Exercise inputs —
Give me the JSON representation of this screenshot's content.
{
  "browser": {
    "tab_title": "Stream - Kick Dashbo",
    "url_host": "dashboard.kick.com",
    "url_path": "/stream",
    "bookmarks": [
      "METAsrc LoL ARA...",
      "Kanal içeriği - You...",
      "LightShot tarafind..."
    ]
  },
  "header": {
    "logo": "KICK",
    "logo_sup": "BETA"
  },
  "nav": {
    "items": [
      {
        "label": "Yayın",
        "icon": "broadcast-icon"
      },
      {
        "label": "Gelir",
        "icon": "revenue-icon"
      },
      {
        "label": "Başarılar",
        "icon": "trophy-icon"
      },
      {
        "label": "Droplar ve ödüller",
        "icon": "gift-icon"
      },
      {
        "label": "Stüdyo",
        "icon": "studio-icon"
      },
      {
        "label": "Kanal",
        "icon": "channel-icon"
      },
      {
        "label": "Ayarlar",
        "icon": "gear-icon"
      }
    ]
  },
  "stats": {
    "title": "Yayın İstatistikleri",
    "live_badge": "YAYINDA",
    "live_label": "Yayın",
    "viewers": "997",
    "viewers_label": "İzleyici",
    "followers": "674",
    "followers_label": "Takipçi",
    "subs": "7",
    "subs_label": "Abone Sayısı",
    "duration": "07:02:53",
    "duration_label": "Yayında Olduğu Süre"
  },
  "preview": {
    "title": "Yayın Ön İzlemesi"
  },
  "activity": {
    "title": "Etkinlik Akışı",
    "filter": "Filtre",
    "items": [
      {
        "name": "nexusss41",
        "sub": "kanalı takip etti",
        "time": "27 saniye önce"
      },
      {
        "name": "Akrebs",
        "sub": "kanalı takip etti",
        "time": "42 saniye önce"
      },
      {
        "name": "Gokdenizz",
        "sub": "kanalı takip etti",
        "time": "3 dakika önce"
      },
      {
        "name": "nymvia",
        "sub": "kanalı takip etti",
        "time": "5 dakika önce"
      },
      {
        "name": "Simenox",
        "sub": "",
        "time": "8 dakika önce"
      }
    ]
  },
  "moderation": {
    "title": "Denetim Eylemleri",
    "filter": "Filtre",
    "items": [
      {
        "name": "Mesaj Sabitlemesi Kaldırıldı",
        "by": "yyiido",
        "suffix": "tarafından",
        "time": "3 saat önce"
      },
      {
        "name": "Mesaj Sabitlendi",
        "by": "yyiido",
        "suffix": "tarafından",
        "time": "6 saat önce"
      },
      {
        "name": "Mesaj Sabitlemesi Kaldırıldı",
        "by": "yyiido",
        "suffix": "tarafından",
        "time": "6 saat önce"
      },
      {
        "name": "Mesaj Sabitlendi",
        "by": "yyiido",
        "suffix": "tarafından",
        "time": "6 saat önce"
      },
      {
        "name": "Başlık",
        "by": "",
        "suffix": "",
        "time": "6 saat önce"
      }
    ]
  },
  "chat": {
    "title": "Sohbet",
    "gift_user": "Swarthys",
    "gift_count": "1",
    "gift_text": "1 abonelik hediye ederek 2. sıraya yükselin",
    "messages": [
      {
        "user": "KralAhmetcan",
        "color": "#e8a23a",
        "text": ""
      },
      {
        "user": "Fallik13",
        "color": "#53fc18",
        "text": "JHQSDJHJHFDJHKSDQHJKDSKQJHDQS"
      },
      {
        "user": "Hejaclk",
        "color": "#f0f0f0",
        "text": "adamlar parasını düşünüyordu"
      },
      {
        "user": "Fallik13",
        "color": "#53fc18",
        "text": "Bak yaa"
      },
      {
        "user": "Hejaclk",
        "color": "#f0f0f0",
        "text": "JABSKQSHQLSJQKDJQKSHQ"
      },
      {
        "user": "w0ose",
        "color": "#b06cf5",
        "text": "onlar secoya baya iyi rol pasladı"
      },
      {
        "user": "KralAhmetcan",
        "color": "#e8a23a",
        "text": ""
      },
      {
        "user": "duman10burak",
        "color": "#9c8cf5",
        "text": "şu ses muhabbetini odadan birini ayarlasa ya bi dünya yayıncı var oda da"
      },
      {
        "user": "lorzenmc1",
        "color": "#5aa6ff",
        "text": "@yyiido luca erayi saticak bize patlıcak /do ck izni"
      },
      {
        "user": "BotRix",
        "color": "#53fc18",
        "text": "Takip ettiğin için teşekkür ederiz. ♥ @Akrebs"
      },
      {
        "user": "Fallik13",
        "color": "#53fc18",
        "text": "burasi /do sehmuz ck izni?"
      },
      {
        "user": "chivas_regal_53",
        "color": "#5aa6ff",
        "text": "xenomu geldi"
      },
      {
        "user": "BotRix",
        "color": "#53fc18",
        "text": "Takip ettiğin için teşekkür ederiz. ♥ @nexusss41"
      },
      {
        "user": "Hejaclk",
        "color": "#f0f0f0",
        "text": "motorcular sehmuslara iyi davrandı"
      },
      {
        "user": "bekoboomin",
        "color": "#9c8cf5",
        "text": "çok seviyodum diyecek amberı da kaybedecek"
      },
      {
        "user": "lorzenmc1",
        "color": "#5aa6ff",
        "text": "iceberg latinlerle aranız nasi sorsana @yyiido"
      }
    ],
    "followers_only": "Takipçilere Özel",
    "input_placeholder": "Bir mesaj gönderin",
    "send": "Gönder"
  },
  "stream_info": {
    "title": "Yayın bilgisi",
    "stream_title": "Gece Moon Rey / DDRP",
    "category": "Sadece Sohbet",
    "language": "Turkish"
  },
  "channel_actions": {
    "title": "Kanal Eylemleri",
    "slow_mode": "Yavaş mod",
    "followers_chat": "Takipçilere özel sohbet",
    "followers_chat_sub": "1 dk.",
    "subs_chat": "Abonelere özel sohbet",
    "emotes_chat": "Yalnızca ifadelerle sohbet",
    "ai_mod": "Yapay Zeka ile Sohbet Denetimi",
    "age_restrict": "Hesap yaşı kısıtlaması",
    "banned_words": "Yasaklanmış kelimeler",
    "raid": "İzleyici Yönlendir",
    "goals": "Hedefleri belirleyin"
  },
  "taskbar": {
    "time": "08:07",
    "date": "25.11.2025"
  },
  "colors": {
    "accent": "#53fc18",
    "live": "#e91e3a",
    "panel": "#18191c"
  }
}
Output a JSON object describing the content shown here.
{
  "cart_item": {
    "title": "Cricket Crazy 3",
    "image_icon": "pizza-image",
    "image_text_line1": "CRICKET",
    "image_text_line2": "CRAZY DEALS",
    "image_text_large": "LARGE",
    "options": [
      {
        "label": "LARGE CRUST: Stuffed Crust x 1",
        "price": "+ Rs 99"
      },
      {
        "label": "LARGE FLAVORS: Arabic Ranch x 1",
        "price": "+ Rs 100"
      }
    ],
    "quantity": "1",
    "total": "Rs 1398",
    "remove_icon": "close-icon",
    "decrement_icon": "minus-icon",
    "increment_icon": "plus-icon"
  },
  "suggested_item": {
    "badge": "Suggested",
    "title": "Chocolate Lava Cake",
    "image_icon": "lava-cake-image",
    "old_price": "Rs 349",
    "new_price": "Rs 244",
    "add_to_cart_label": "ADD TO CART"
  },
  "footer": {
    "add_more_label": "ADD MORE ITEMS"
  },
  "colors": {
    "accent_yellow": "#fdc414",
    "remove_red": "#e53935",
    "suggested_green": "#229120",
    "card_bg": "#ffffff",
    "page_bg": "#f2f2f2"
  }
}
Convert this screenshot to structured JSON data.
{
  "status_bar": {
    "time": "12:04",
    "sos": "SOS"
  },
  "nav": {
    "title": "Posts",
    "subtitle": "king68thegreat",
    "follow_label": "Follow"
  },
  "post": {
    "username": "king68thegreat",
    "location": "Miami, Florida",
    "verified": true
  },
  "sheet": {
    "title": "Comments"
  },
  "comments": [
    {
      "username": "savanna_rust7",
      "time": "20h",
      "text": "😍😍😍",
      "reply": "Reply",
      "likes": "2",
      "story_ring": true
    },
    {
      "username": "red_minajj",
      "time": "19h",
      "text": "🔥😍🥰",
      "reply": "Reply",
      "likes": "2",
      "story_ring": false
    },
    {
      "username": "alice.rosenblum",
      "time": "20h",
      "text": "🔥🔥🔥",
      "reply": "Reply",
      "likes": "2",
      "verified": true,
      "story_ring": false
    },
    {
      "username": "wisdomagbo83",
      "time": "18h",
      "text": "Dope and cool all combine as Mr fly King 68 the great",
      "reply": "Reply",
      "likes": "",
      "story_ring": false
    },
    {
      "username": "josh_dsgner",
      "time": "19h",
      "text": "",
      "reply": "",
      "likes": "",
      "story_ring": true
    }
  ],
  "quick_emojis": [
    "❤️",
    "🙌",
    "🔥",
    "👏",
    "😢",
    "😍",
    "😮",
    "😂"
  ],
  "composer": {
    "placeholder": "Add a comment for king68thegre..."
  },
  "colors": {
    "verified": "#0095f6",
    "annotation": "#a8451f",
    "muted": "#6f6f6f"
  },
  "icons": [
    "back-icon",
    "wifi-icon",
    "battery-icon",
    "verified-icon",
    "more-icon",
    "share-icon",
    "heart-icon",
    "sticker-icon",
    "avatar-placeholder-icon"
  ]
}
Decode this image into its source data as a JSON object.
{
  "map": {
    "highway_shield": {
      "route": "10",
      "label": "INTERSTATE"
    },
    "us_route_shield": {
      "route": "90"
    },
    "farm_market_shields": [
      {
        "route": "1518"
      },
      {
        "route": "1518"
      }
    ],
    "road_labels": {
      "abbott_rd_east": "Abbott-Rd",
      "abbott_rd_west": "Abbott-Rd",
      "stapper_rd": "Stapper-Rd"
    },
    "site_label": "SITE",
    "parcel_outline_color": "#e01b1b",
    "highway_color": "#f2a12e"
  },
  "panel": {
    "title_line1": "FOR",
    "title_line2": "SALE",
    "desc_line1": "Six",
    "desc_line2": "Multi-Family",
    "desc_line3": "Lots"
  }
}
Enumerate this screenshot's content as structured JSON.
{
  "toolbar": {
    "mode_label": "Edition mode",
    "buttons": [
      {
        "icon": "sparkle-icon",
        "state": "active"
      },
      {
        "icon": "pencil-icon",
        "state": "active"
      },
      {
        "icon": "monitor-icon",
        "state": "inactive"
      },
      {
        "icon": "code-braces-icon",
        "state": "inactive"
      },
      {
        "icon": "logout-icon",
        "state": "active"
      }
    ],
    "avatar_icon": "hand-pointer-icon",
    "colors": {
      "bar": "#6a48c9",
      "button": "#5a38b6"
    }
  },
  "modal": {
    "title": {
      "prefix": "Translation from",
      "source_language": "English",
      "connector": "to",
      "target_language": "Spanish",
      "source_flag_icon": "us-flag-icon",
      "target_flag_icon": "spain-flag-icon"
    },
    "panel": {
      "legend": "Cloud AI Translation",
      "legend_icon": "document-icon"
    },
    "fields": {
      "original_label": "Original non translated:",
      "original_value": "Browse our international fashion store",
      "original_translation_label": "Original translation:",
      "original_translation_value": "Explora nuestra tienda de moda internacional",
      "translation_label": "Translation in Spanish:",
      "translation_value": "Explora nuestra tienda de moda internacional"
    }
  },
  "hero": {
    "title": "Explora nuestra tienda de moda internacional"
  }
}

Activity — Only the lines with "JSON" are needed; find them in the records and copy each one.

Output for this exercise —
Give me the JSON representation of this screenshot's content.
Output a JSON object describing the content shown here.
Convert this screenshot to structured JSON data.
Decode this image into its source data as a JSON object.
Enumerate this screenshot's content as structured JSON.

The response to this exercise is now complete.